Then he attached the rest of the leg, and Reginette took her first halting steps, supported by crutches. She scrunched her face in determination but otherwise revealed little.
The truth was, she felt embarrassed by the crowd. And the leg was heavy, not like her own. But she would make it work. She had to.
After the hourlong fitting, Reginette sat holding the leg tightly, her hands caressing it. Children approached her, peering at the socket. Reginette asked Phillips if she could jump rope with the leg. Yes, he told her. Would it come flying off, she wanted to know. No, he assured her.
As Reginette tried out the leg, her mother’s face shifted like the tropical sky, one moment clear and hopeful, the next cloudy and bereft. “All my family, everybody has two legs, everybody’s normal,’’ Rosemaine said later, wiping away tears. “I never thought this would happen to me with my daughter.’’
The next day, after Reginette’s first exercise session, Rosemaine twice tapped the 6-inch metal pylon connecting foot to socket.
“Will this part be covered, the steel part?’’ she asked, hoping for a more natural look.
Phillips absorbed her words.
“There’s a lot of work to be done here,’’ he said quietly to the mother, masking his disappointment at her preoccupation with the leg’s appearance. “But we’ll make it look nice, or we’ll help her make it look nice.’’
In the next few weeks, Reginette reported at 8 every morning and 5 every afternoon to exercise in a courtyard next to the camp, still using crutches. Each day, she walked a bit farther, threading her way around a lopsided mound of debris, under ropes strewn with clothes, past tents. On those first days, Reginette did not venture beyond the courtyard, embarrassed to be seen.
Yet something had shifted inside. She began looking up. Her conversations became animated. The half-smile thawed.
There are certain universals: If music thumps on a Saturday afternoon, in Haiti or anywhere, teenagers will flock.
One day in May, Reginette primped her hair, affixing costume jewelry festooned with three stars. She slid into sandals, a gift from the New Hampshire leg makers.
And she pulled on long blue surgical scrubs, also a gift. “So that people don’t tease me.’’
Her destination was a party at a sprawling tent camp more than a mile away. Reginette walked there without crutches, favoring her right leg and struggling to stay upright on the uneven, rock-strewn road.
Once she arrived, she sat and watched as people danced, boys played soccer. When a woman blocking her view wouldn’t move, Reginette — displaying equal parts resolve and mischief — tossed a pebble at the woman’s shoulder. She moved.
The next day, Reginette spotted Dennis Acton at the camp. What’s his name? she asked a translator. I want to thank him. The translator relayed Reginette’s words. Tears welled in Acton’s eyes.
He was physically and emotionally spent. The company had burned through $40,000, the foundation had raised barely $16,000, and some acquaintances viewed his efforts as quixotic, even if he had succeeded in getting limbs for a dozen Haitians. But in the time it took to draw Reginette into a hug, Acton found a measure of redemption.

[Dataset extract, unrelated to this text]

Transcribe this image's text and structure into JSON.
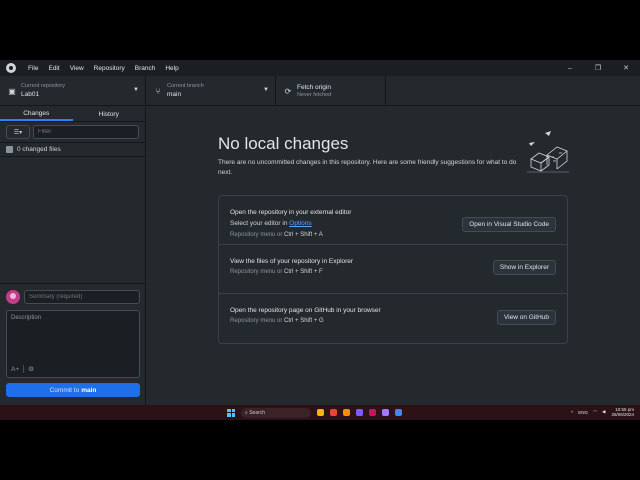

For Reginette, with every passing day, the leg from New Hampshire felt more like her own. But what will happen in a few years when she outgrows the leg or it wears out, Reginette’s mother wondered. Who will build a new one?
Rosemaine has no job, no money. In fact, when a nun gave the mother cash to buy Reginette shoes, she instead paid off a debt she owed for food.

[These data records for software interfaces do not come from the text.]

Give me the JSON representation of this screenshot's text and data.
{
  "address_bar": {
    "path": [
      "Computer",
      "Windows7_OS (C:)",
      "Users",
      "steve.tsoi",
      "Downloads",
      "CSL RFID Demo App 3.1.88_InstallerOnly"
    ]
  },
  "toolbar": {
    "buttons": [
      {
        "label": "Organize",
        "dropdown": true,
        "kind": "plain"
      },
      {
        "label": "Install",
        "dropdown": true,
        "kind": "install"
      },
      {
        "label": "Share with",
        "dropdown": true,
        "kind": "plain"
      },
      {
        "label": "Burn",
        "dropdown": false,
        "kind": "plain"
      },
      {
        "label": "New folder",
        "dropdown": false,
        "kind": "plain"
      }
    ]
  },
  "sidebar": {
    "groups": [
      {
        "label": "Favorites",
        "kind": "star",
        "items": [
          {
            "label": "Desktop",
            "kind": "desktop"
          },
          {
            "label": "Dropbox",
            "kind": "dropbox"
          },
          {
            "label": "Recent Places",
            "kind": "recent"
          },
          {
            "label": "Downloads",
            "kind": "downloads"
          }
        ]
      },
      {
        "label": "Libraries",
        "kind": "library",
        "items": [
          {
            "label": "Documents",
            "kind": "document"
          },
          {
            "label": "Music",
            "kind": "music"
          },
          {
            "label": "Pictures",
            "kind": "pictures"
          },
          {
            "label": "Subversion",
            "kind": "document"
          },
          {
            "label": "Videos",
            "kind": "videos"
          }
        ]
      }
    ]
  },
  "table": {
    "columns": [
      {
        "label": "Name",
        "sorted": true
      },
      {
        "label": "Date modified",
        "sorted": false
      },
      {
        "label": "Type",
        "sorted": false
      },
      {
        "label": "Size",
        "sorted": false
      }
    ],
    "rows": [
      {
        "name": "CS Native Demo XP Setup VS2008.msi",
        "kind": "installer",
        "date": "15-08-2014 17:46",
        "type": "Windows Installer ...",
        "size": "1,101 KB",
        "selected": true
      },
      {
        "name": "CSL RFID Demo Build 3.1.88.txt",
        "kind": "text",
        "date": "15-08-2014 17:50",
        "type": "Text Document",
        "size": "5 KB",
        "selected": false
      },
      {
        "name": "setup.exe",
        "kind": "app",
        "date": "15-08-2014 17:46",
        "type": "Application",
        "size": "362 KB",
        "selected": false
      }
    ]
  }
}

And they have no home to return to. It was crushed in January by bigger houses as they fell.
Some people from Miami erected a tall new tent for Reginette and others with injuries at the camp. But rain still breaches it. One evening, Reginette went to bed with the leg tucked next to her. During the night, the prosthesis fell to the ground and got soaked. The next day, she could not wear the leg.
Stephen Smith can be reached at firstname.lastname@example.org.